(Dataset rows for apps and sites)
'''

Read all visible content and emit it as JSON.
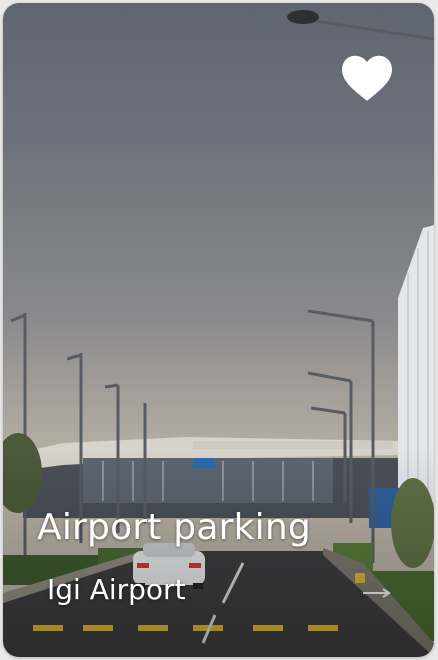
{
  "card": {
    "title": "Airport parking",
    "subtitle": "Igi Airport",
    "favorite_icon": "heart-icon",
    "favorited": true
  }
}
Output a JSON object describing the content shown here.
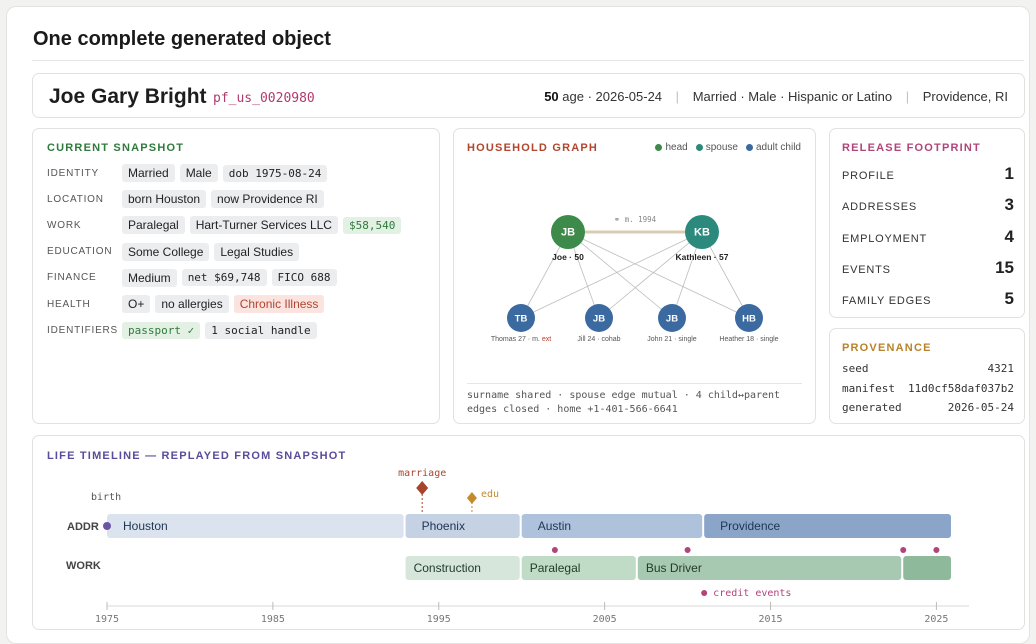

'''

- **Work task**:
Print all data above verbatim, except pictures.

- **Result of this task**:
Read all visible content and emit it as JSON.
{
  "card": {
    "title": "Airport parking",
    "subtitle": "Igi Airport",
    "favorite_icon": "heart-icon",
    "favorited": true
  }
}
Output a JSON object describing the content shown here.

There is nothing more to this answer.